The global cost of payment fraud
It is estimated that online payment fraud cost the global business economy over 16 billion pounds in 2021. With the shift from physical to digital as a result of the COVID-19 pandemic businesses have been placed in a more vulnerable position when it comes
to being a target of online scams, fraud and cyber attacks.
Defining payment fraud
While payment fraud is not a new phenomenon, in a growing technical world, criminals have changed the way in which their crimes are committed. There are two main types of payment fraud that businesses should be aware of, especially smaller businesses as
they are more commonly targeted. These forms of fraud can be differentiated by the types of victims they produce, type 1 produces direct victims: Identity fraud, hacking and data attacks; and type 2 produces indirect victims: Banks, states and/or systems such
as money laundering.
Businesses providing payment services should be extremely vigilant during the onboarding of new customers and collect continuous data to monitor behaviours, flagging and blocking any indiscrepancies such as geographical locations or frequency of payment
Payments can be broken down into three steps: 1) Validating the source requesting the payment, 2) Validating the payment requisition and 3) Validating the transaction. The steps which pose the greatest risk for breakdown, are steps 2 and 3. This is where
invoice fraud is most common as criminals intercept these stages and abuse the Authorised Push Payment (APP) function, prompting customers to initiate payments in good faith.
Protecting against payment fraud
There are a number of things businesses can do to protect themselves from invoice fraud and other payment scams.

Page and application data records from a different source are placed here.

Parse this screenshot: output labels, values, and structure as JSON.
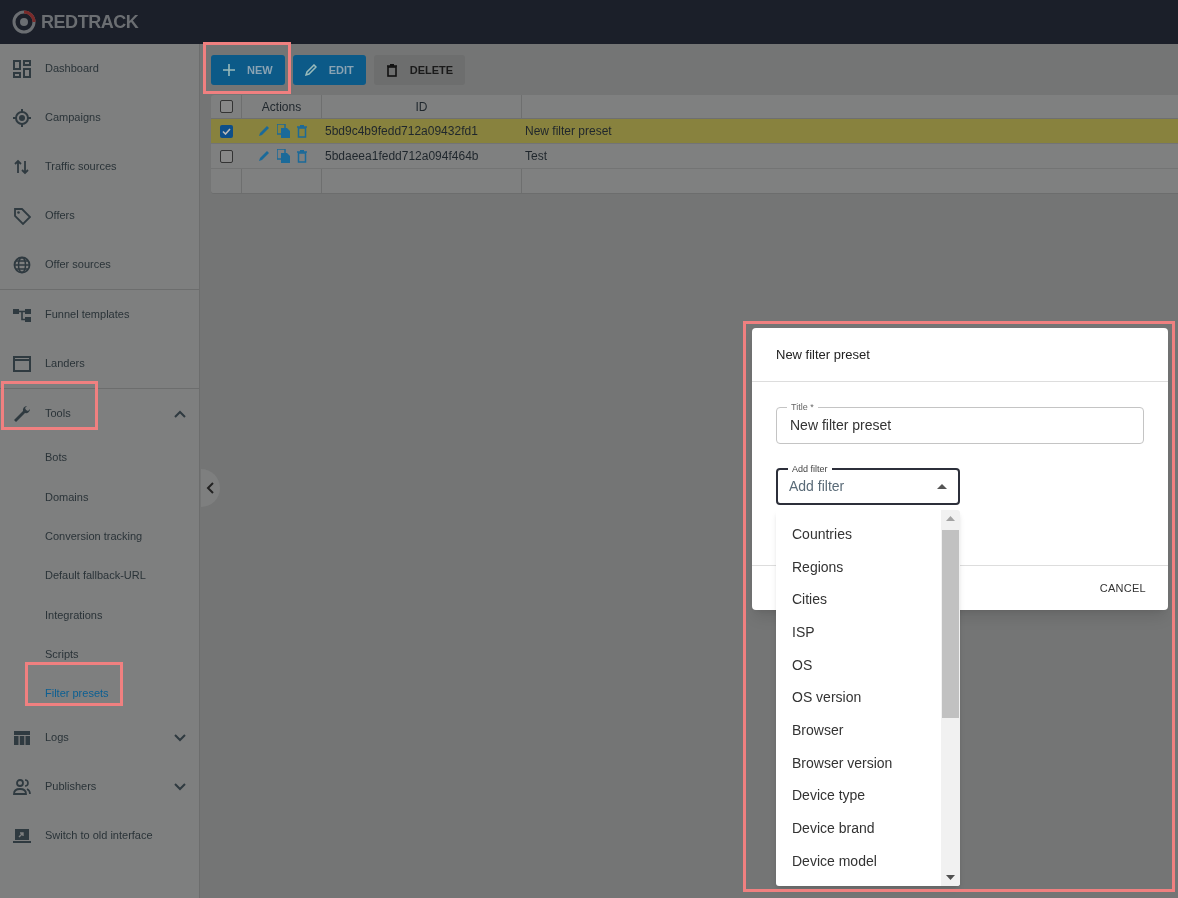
{
  "header": {
    "logo": "REDTRACK"
  },
  "sidebar": {
    "sections": [
      [
        {
          "label": "Dashboard",
          "selected": false
        },
        {
          "label": "Campaigns",
          "selected": false
        },
        {
          "label": "Traffic sources",
          "selected": false
        },
        {
          "label": "Offers",
          "selected": false
        },
        {
          "label": "Offer sources",
          "selected": false
        }
      ],
      [
        {
          "label": "Funnel templates",
          "selected": false
        },
        {
          "label": "Landers",
          "selected": false
        }
      ],
      [
        {
          "label": "Tools",
          "selected": false,
          "expanded": true,
          "children": [
            {
              "label": "Bots",
              "selected": false
            },
            {
              "label": "Domains",
              "selected": false
            },
            {
              "label": "Conversion tracking",
              "selected": false
            },
            {
              "label": "Default fallback-URL",
              "selected": false
            },
            {
              "label": "Integrations",
              "selected": false
            },
            {
              "label": "Scripts",
              "selected": false
            },
            {
              "label": "Filter presets",
              "selected": true
            }
          ]
        },
        {
          "label": "Logs",
          "selected": false,
          "expanded": false
        },
        {
          "label": "Publishers",
          "selected": false,
          "expanded": false
        },
        {
          "label": "Switch to old interface",
          "selected": false
        }
      ]
    ]
  },
  "toolbar": [
    {
      "label": "NEW",
      "kind": "primary"
    },
    {
      "label": "EDIT",
      "kind": "primary"
    },
    {
      "label": "DELETE",
      "kind": "secondary"
    }
  ],
  "table": {
    "select_all_checked": false,
    "columns": [
      "Actions",
      "ID"
    ],
    "rows": [
      {
        "checked": true,
        "id": "5bd9c4b9fedd712a09432fd1",
        "name": "New filter preset"
      },
      {
        "checked": false,
        "id": "5bdaeea1fedd712a094f464b",
        "name": "Test"
      }
    ]
  },
  "dialog": {
    "title": "New filter preset",
    "title_field": {
      "label": "Title *",
      "value": "New filter preset"
    },
    "filter_select": {
      "label": "Add filter",
      "placeholder": "Add filter",
      "expanded": true,
      "options": [
        "Countries",
        "Regions",
        "Cities",
        "ISP",
        "OS",
        "OS version",
        "Browser",
        "Browser version",
        "Device type",
        "Device brand",
        "Device model"
      ]
    },
    "buttons": [
      "CANCEL"
    ]
  }
}
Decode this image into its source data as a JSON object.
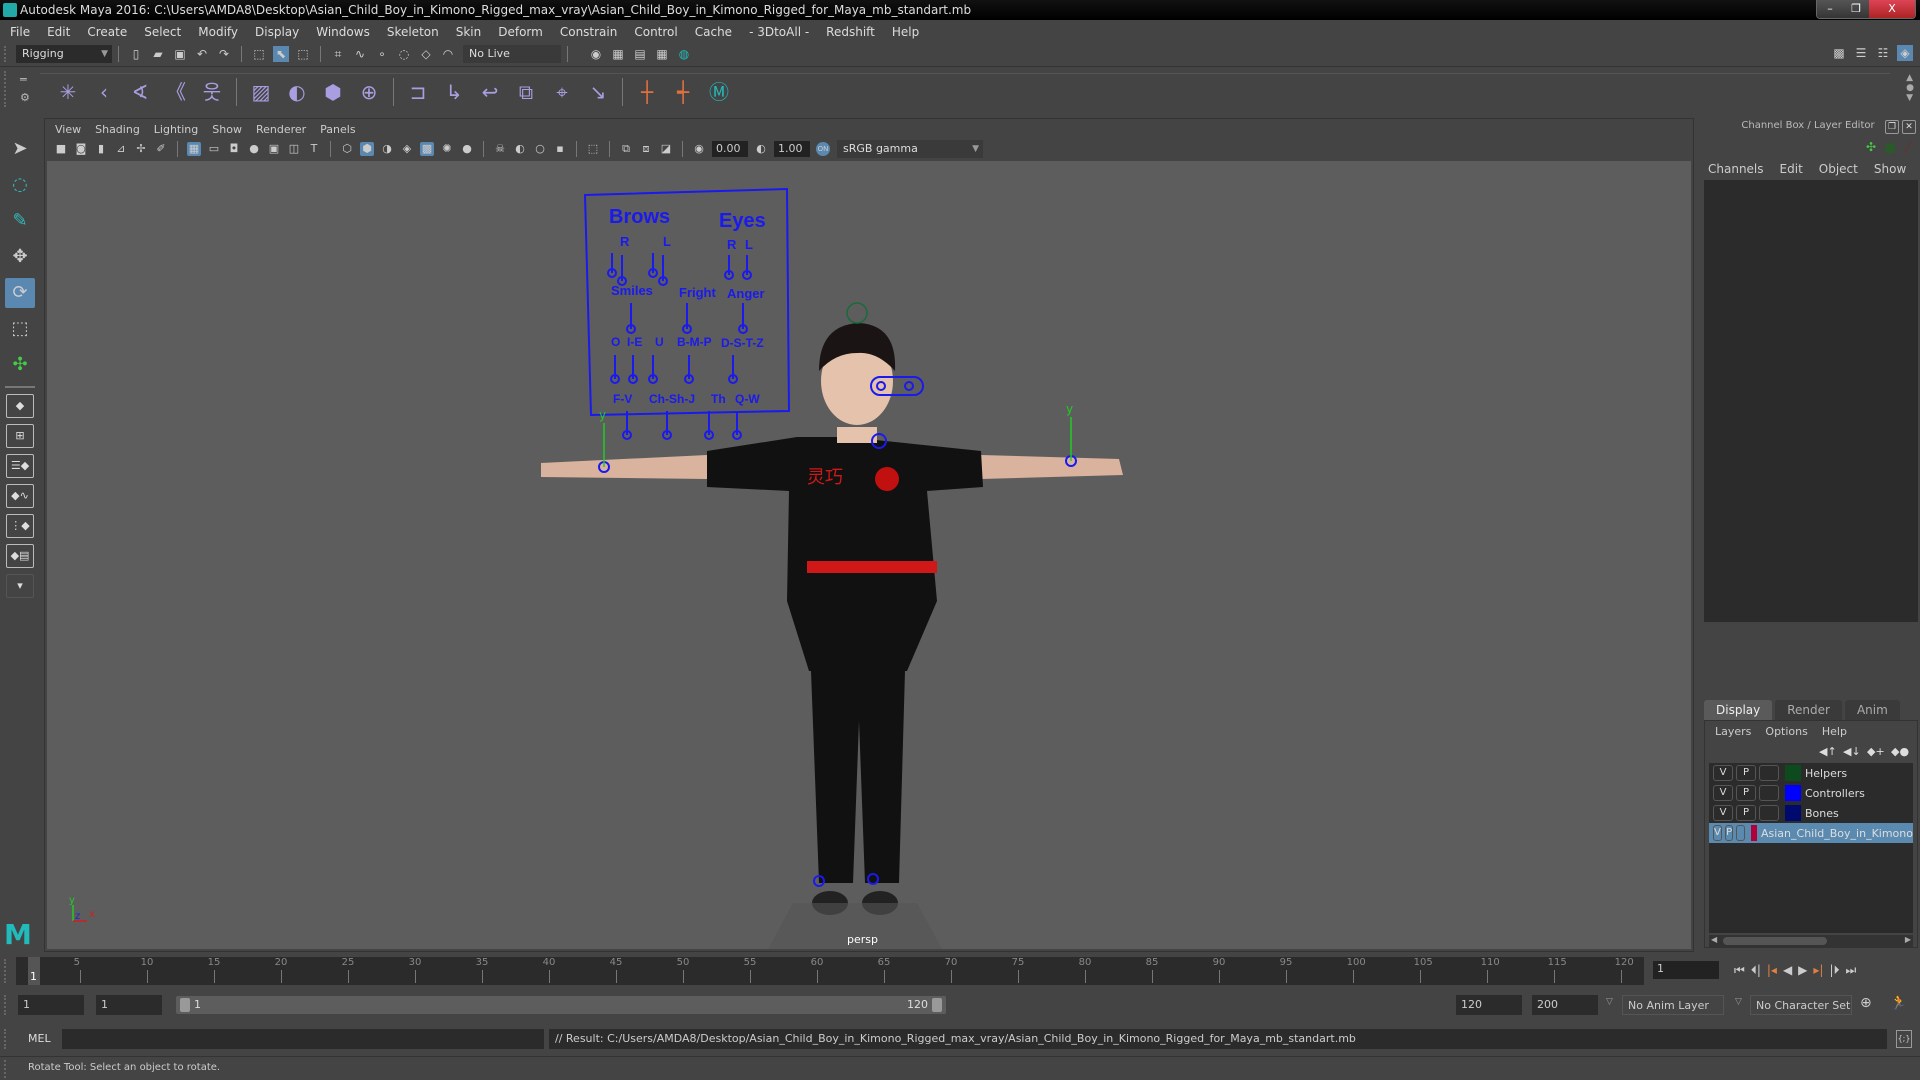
{
  "window": {
    "title": "Autodesk Maya 2016: C:\\Users\\AMDA8\\Desktop\\Asian_Child_Boy_in_Kimono_Rigged_max_vray\\Asian_Child_Boy_in_Kimono_Rigged_for_Maya_mb_standart.mb",
    "buttons": {
      "minimize": "–",
      "restore": "❐",
      "close": "X"
    }
  },
  "menubar": [
    "File",
    "Edit",
    "Create",
    "Select",
    "Modify",
    "Display",
    "Windows",
    "Skeleton",
    "Skin",
    "Deform",
    "Constrain",
    "Control",
    "Cache",
    "- 3DtoAll -",
    "Redshift",
    "Help"
  ],
  "statusline": {
    "menuset": "Rigging",
    "live_surface": "No Live Surface"
  },
  "shelf": {
    "icons": [
      "joint-tool-icon",
      "ik-handle-icon",
      "ik-spline-icon",
      "insert-joint-icon",
      "humanik-icon",
      "paint-skin-weights-icon",
      "blend-shape-icon",
      "lattice-icon",
      "cluster-icon",
      "parent-constraint-icon",
      "point-constraint-icon",
      "orient-constraint-icon",
      "scale-constraint-icon",
      "aim-constraint-icon",
      "pole-vector-icon",
      "locator-icon",
      "locator-constraint-icon",
      "maya-m-icon"
    ]
  },
  "toolbox": [
    "select-tool",
    "lasso-tool",
    "paint-select-tool",
    "move-tool",
    "rotate-tool",
    "scale-tool",
    "universal-manipulator",
    "single-perspective-layout",
    "four-view-layout",
    "persp-outliner-layout",
    "persp-graph-layout",
    "hypershade-persp-layout",
    "persp-graph-outliner-layout",
    "more-layouts"
  ],
  "viewport": {
    "menu": [
      "View",
      "Shading",
      "Lighting",
      "Show",
      "Renderer",
      "Panels"
    ],
    "exposure": "0.00",
    "gamma": "1.00",
    "color_space": "sRGB gamma",
    "camera_label": "persp",
    "face_controls": {
      "headers": [
        "Brows",
        "Eyes"
      ],
      "brow_sides": [
        "R",
        "L"
      ],
      "eye_sides": [
        "R",
        "L"
      ],
      "row2": [
        "Smiles",
        "Fright",
        "Anger"
      ],
      "row3": [
        "O",
        "I-E",
        "U",
        "B-M-P",
        "D-S-T-Z"
      ],
      "row4": [
        "F-V",
        "Ch-Sh-J",
        "Th",
        "Q-W"
      ]
    },
    "axis": {
      "y": "y",
      "z": "z",
      "x": "x"
    }
  },
  "channel_box": {
    "title": "Channel Box / Layer Editor",
    "menu": [
      "Channels",
      "Edit",
      "Object",
      "Show"
    ]
  },
  "layer_editor": {
    "tabs": [
      "Display",
      "Render",
      "Anim"
    ],
    "selected_tab": "Display",
    "menu": [
      "Layers",
      "Options",
      "Help"
    ],
    "layers": [
      {
        "v": "V",
        "p": "P",
        "color": "#0d4a1e",
        "name": "Helpers",
        "selected": false
      },
      {
        "v": "V",
        "p": "P",
        "color": "#0000ff",
        "name": "Controllers",
        "selected": false
      },
      {
        "v": "V",
        "p": "P",
        "color": "#000a6e",
        "name": "Bones",
        "selected": false
      },
      {
        "v": "V",
        "p": "P",
        "color": "#b0003a",
        "name": "Asian_Child_Boy_in_Kimono",
        "selected": true
      }
    ]
  },
  "timeline": {
    "ticks": [
      "5",
      "10",
      "15",
      "20",
      "25",
      "30",
      "35",
      "40",
      "45",
      "50",
      "55",
      "60",
      "65",
      "70",
      "75",
      "80",
      "85",
      "90",
      "95",
      "100",
      "105",
      "110",
      "115",
      "120"
    ],
    "current_frame": "1",
    "current_frame_field": "1"
  },
  "range": {
    "start": "1",
    "playback_start": "1",
    "slider_start": "1",
    "slider_end": "120",
    "playback_end": "120",
    "end": "200",
    "anim_layer": "No Anim Layer",
    "character_set": "No Character Set"
  },
  "command_line": {
    "label": "MEL",
    "input": "",
    "result": "// Result: C:/Users/AMDA8/Desktop/Asian_Child_Boy_in_Kimono_Rigged_max_vray/Asian_Child_Boy_in_Kimono_Rigged_for_Maya_mb_standart.mb"
  },
  "help_line": "Rotate Tool: Select an object to rotate."
}
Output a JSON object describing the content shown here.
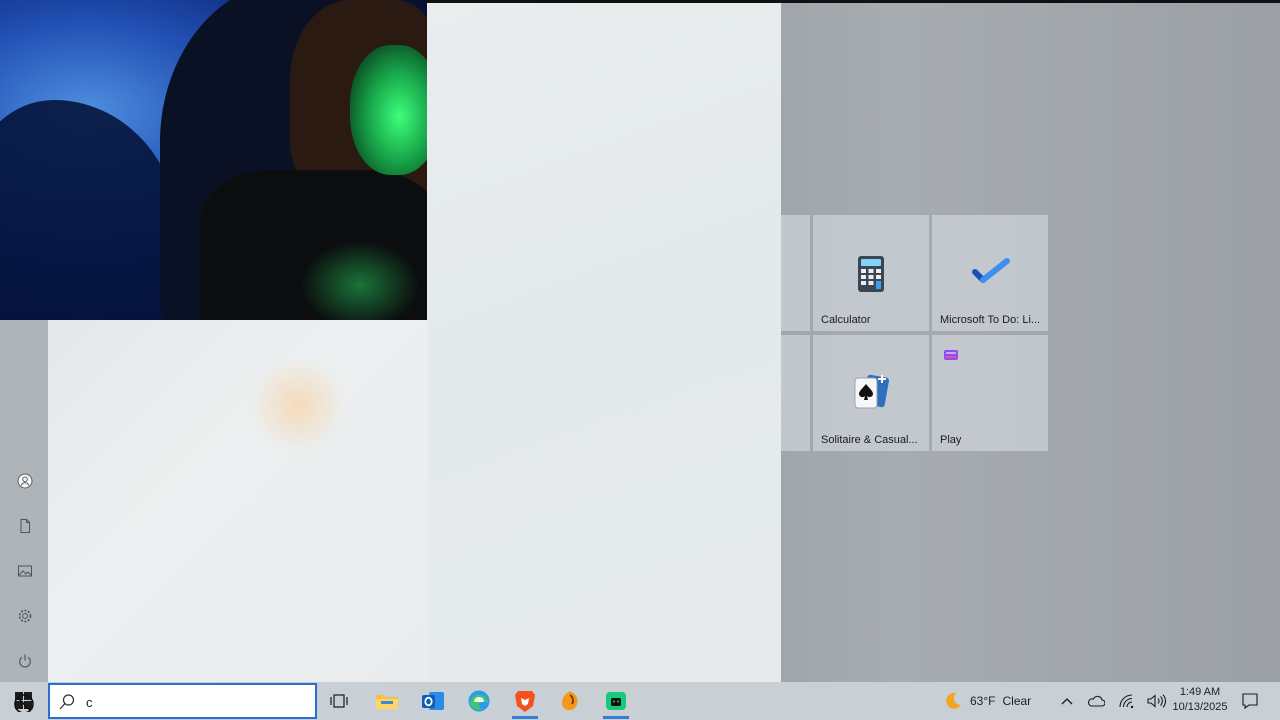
{
  "tiles": [
    {
      "label": "Calculator",
      "icon": "calculator-icon"
    },
    {
      "label": "Microsoft To Do: Li...",
      "icon": "todo-check-icon"
    },
    {
      "label": "Solitaire & Casual...",
      "icon": "solitaire-icon"
    },
    {
      "label": "Play",
      "icon": "play-folder-icon"
    }
  ],
  "rail": [
    "user-icon",
    "documents-icon",
    "pictures-icon",
    "settings-icon",
    "power-icon"
  ],
  "search": {
    "value": "c",
    "placeholder": ""
  },
  "taskbar": {
    "apps": [
      "task-view-icon",
      "file-explorer-icon",
      "outlook-icon",
      "edge-icon",
      "brave-icon",
      "fl-studio-icon",
      "android-app-icon"
    ]
  },
  "tray": {
    "weather_temp": "63°F",
    "weather_text": "Clear",
    "time": "1:49 AM",
    "date": "10/13/2025"
  },
  "colors": {
    "accent": "#2a6fcf",
    "taskbar": "#c8d0d5"
  }
}
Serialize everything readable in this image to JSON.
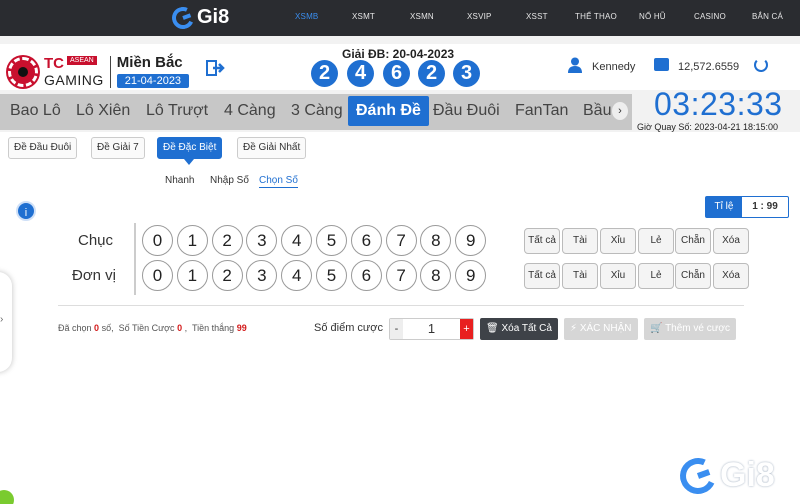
{
  "topnav": {
    "logo": "Gi8",
    "items": [
      "XSMB",
      "XSMT",
      "XSMN",
      "XSVIP",
      "XSST",
      "THỂ THAO",
      "NỔ HŨ",
      "CASINO",
      "BẮN CÁ"
    ],
    "active": "XSMB"
  },
  "header": {
    "brand_tc": "TC",
    "brand_asean": "ASEAN",
    "brand_gaming": "GAMING",
    "region": "Miền Bắc",
    "region_date": "21-04-2023",
    "special_label": "Giải ĐB: 20-04-2023",
    "special_numbers": [
      "2",
      "4",
      "6",
      "2",
      "3"
    ],
    "username": "Kennedy",
    "balance": "12,572.6559",
    "icons": [
      "logout-icon",
      "user-icon",
      "wallet-icon",
      "refresh-icon"
    ]
  },
  "tabs": {
    "items": [
      "Bao Lô",
      "Lô Xiên",
      "Lô Trượt",
      "4 Càng",
      "3 Càng",
      "Đánh Đề",
      "Đầu Đuôi",
      "FanTan",
      "Bầu"
    ],
    "active": "Đánh Đề"
  },
  "clock": {
    "time": "03:23:33",
    "draw_time": "Giờ Quay Số: 2023-04-21 18:15:00"
  },
  "subtabs": {
    "items": [
      "Đề Đầu Đuôi",
      "Đề Giải 7",
      "Đề Đặc Biệt",
      "Đề Giải Nhất"
    ],
    "active": "Đề Đặc Biệt"
  },
  "modes": {
    "items": [
      "Nhanh",
      "Nhập Số",
      "Chọn Số"
    ],
    "active": "Chọn Số"
  },
  "ratio": {
    "label": "Tỉ lệ",
    "value": "1 : 99"
  },
  "picker": {
    "rows": [
      "Chục",
      "Đơn vị"
    ],
    "digits": [
      "0",
      "1",
      "2",
      "3",
      "4",
      "5",
      "6",
      "7",
      "8",
      "9"
    ],
    "quick": [
      "Tất cả",
      "Tài",
      "Xỉu",
      "Lẻ",
      "Chẵn",
      "Xóa"
    ]
  },
  "summary": {
    "chosen_label": "Đã chọn",
    "chosen_value": "0",
    "chosen_unit": "số,",
    "bet_label": "Số Tiền Cược",
    "bet_value": "0",
    "sep": ",",
    "win_label": "Tiền thắng",
    "win_value": "99"
  },
  "bet": {
    "points_label": "Số điểm cược",
    "minus": "-",
    "value": "1",
    "plus": "+",
    "clear_all": "Xóa Tất Cả",
    "confirm": "XÁC NHẬN",
    "add_ticket": "Thêm vé cược"
  },
  "watermark": {
    "text": "Gi8"
  },
  "colors": {
    "primary": "#1f6fd1",
    "nav_bg": "#2a2c30",
    "accent_red": "#d31b1b"
  }
}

A strong focus on employing a fraud team that is technical and managerial will ensure the entirety of the process is protected. For smaller businesses
this may mean outsourcing a comprehensive specialised fraud team. There should be solutions in response to every flag raised. This involves a catalogue of actions to combat specific problems based on informed decisions made from accurate data.
Teams should also strongly consider implementing anti-fraud mechanisms and security solutions that allow them to use data to score transactions and flag potentially suspicious payments. It’s usually when payments are at the process stage that such anti-fraud
mechanisms step in and block or intercept the fraudulent request.
Furthermore, I would always recommend storing company and client data in the cloud, providing an externalised embedded layer of security which reduces risk of data loss. Old archives are much more susceptible to leakage leaving customers, suppliers, and
other stakeholders data at a greater risk.